[Excerpts from an interface dataset]
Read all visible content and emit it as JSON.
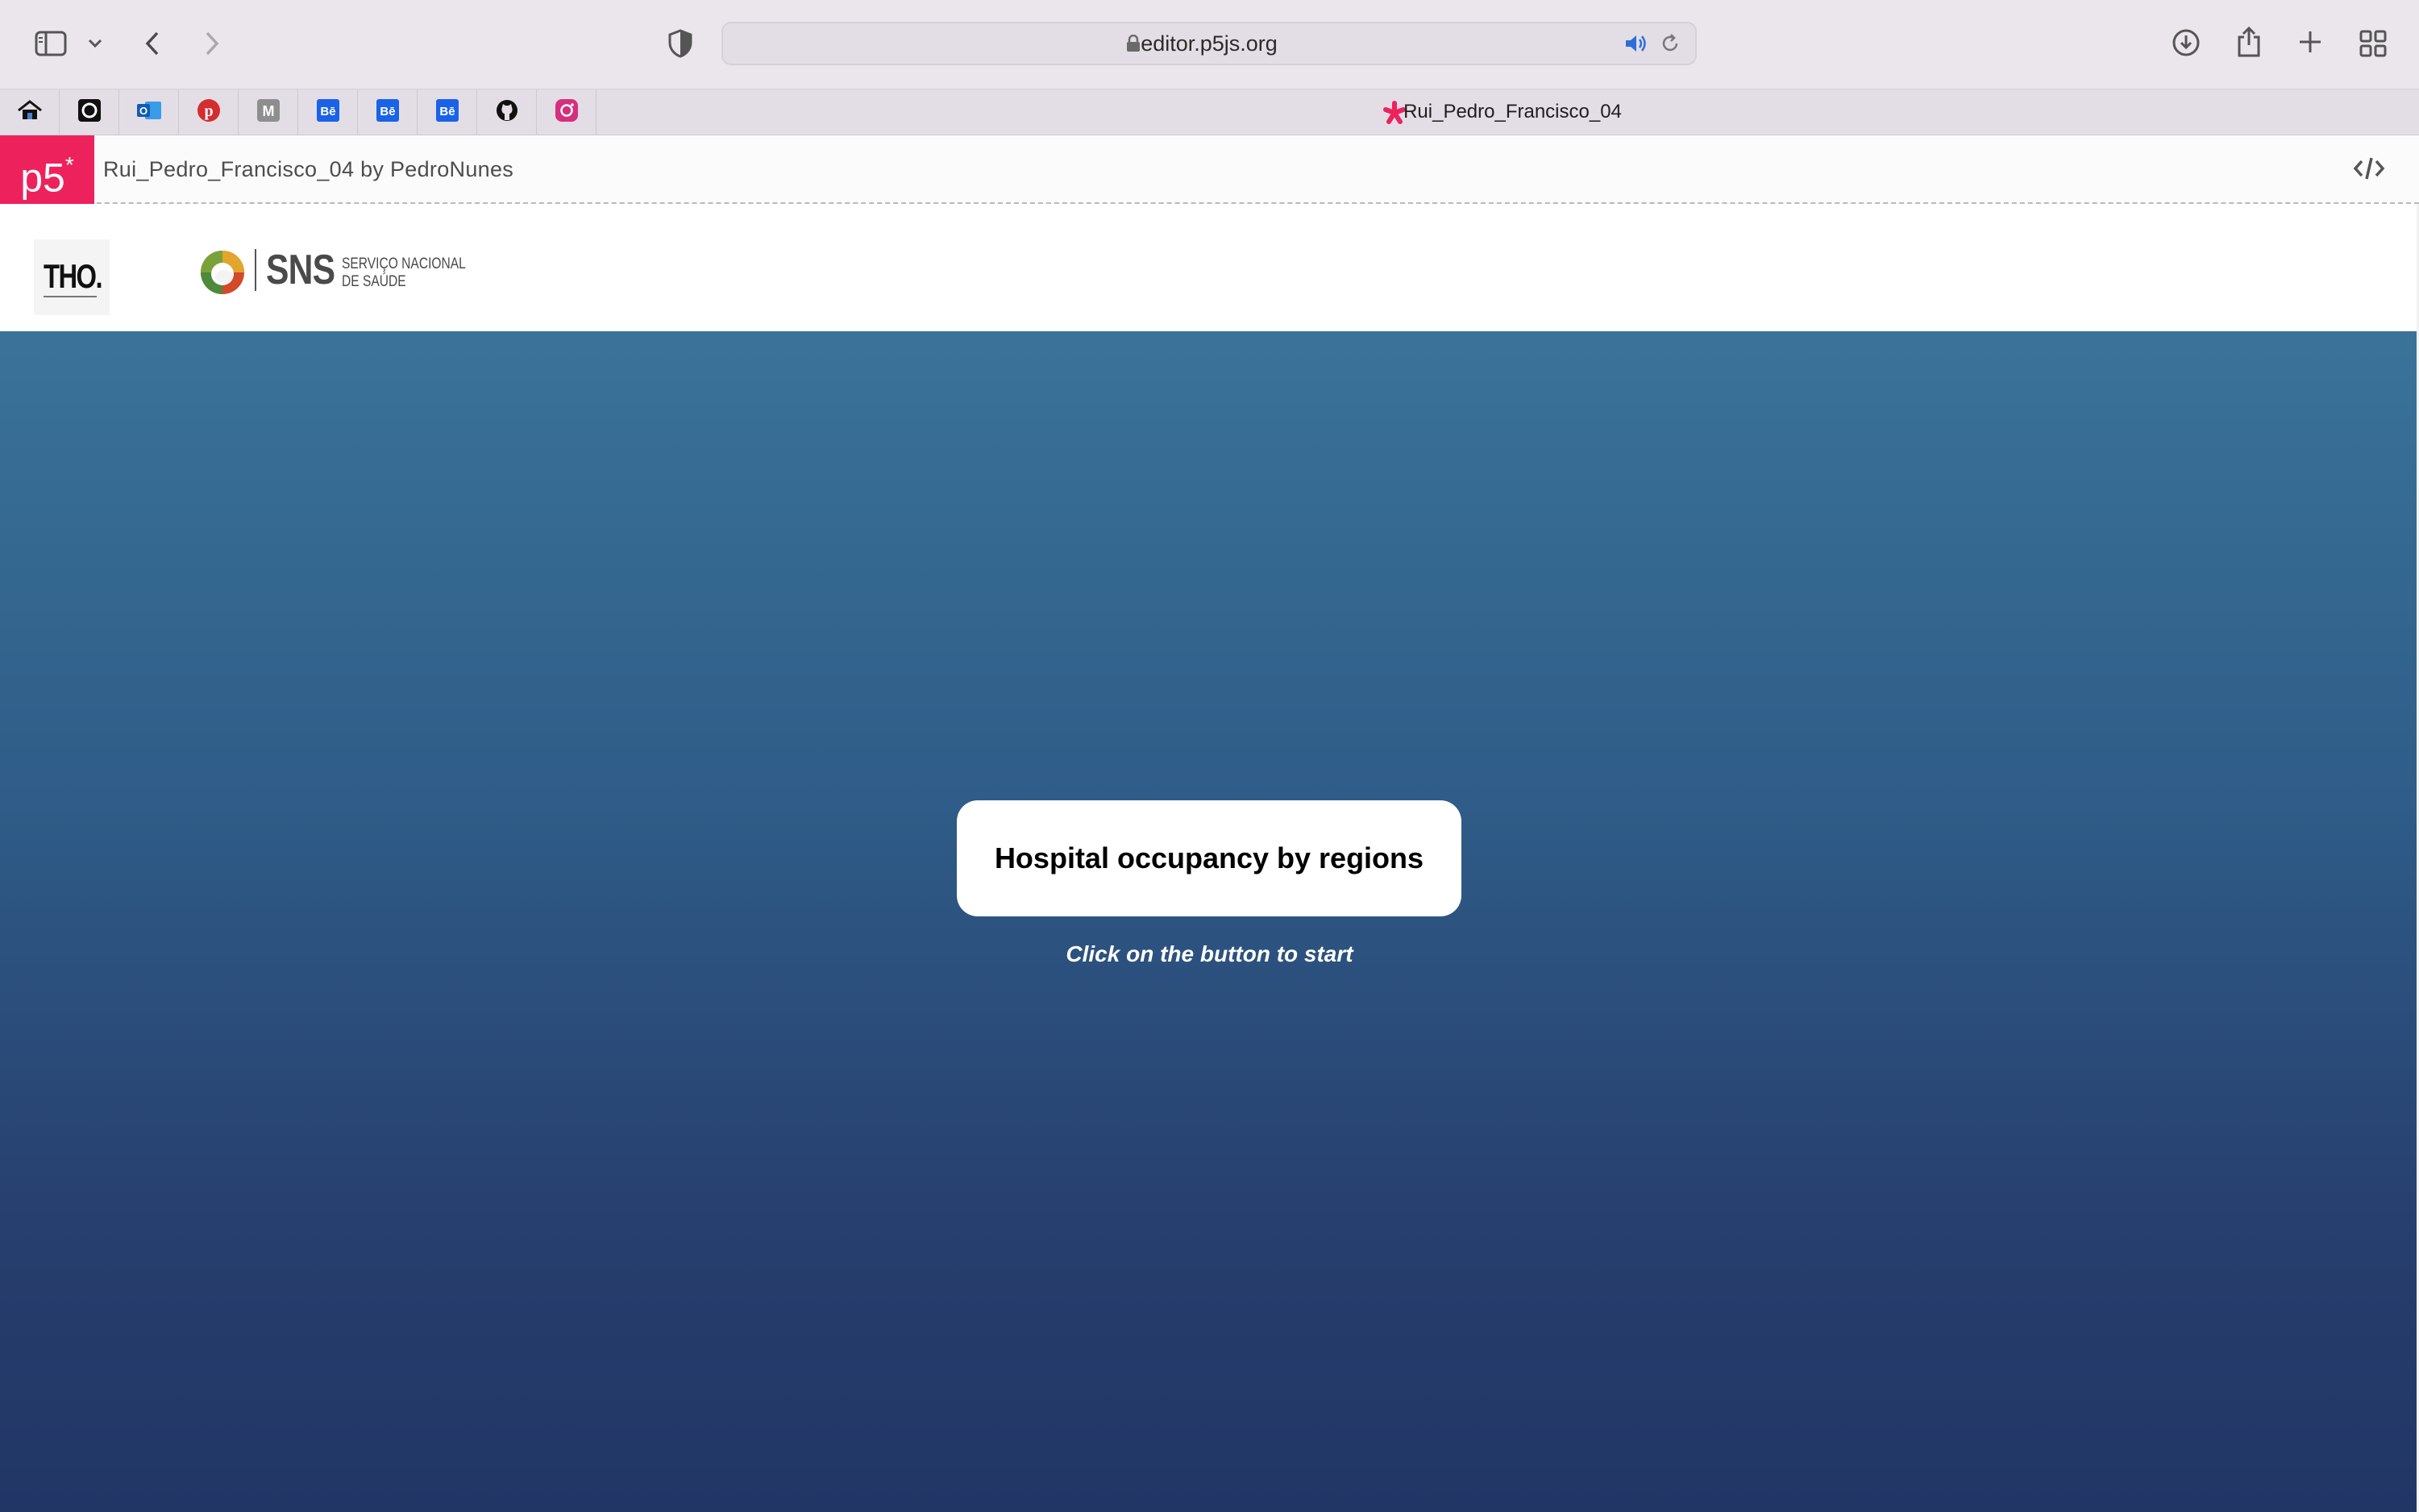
{
  "browser": {
    "url": "editor.p5js.org",
    "icons": {
      "sidebar": "sidebar-icon",
      "sidebar_menu": "chevron-down-icon",
      "back": "chevron-left-icon",
      "forward": "chevron-right-icon",
      "privacy": "shield-icon",
      "lock": "lock-icon",
      "audio": "speaker-icon",
      "reload": "reload-icon",
      "downloads": "download-icon",
      "share": "share-icon",
      "new_tab": "plus-icon",
      "tab_overview": "grid-icon"
    },
    "pinned_tabs": [
      {
        "name": "home",
        "icon": "home-icon"
      },
      {
        "name": "circle-app",
        "icon": "circle-app-icon"
      },
      {
        "name": "outlook",
        "icon": "outlook-icon"
      },
      {
        "name": "pinterest",
        "icon": "pinterest-icon"
      },
      {
        "name": "medium",
        "icon": "medium-icon",
        "letter": "M"
      },
      {
        "name": "behance-1",
        "icon": "behance-icon",
        "letter": "Bē"
      },
      {
        "name": "behance-2",
        "icon": "behance-icon",
        "letter": "Bē"
      },
      {
        "name": "behance-3",
        "icon": "behance-icon",
        "letter": "Bē"
      },
      {
        "name": "github",
        "icon": "github-icon"
      },
      {
        "name": "instagram",
        "icon": "instagram-icon"
      }
    ],
    "active_tab": {
      "title": "Rui_Pedro_Francisco_04",
      "icon": "p5-asterisk-icon"
    }
  },
  "p5_header": {
    "logo_text": "p5",
    "logo_sup": "*",
    "sketch_title": "Rui_Pedro_Francisco_04 by PedroNunes",
    "code_icon": "code-icon"
  },
  "sketch": {
    "logos": {
      "tho": "THO.",
      "sns_word": "SNS",
      "sns_line1": "SERVIÇO NACIONAL",
      "sns_line2": "DE SAÚDE"
    },
    "start_button_label": "Hospital occupancy by regions",
    "hint": "Click on the button to start"
  },
  "colors": {
    "p5_brand": "#ed225d",
    "gradient_top": "#3a7399",
    "gradient_bottom": "#213665",
    "button_bg": "#ffffff"
  }
}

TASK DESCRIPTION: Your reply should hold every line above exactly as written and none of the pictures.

ANSWER:
Read all visible content and emit it as JSON.
{
  "browser": {
    "url": "editor.p5js.org",
    "icons": {
      "sidebar": "sidebar-icon",
      "sidebar_menu": "chevron-down-icon",
      "back": "chevron-left-icon",
      "forward": "chevron-right-icon",
      "privacy": "shield-icon",
      "lock": "lock-icon",
      "audio": "speaker-icon",
      "reload": "reload-icon",
      "downloads": "download-icon",
      "share": "share-icon",
      "new_tab": "plus-icon",
      "tab_overview": "grid-icon"
    },
    "pinned_tabs": [
      {
        "name": "home",
        "icon": "home-icon"
      },
      {
        "name": "circle-app",
        "icon": "circle-app-icon"
      },
      {
        "name": "outlook",
        "icon": "outlook-icon"
      },
      {
        "name": "pinterest",
        "icon": "pinterest-icon"
      },
      {
        "name": "medium",
        "icon": "medium-icon",
        "letter": "M"
      },
      {
        "name": "behance-1",
        "icon": "behance-icon",
        "letter": "Bē"
      },
      {
        "name": "behance-2",
        "icon": "behance-icon",
        "letter": "Bē"
      },
      {
        "name": "behance-3",
        "icon": "behance-icon",
        "letter": "Bē"
      },
      {
        "name": "github",
        "icon": "github-icon"
      },
      {
        "name": "instagram",
        "icon": "instagram-icon"
      }
    ],
    "active_tab": {
      "title": "Rui_Pedro_Francisco_04",
      "icon": "p5-asterisk-icon"
    }
  },
  "p5_header": {
    "logo_text": "p5",
    "logo_sup": "*",
    "sketch_title": "Rui_Pedro_Francisco_04 by PedroNunes",
    "code_icon": "code-icon"
  },
  "sketch": {
    "logos": {
      "tho": "THO.",
      "sns_word": "SNS",
      "sns_line1": "SERVIÇO NACIONAL",
      "sns_line2": "DE SAÚDE"
    },
    "start_button_label": "Hospital occupancy by regions",
    "hint": "Click on the button to start"
  },
  "colors": {
    "p5_brand": "#ed225d",
    "gradient_top": "#3a7399",
    "gradient_bottom": "#213665",
    "button_bg": "#ffffff"
  }
}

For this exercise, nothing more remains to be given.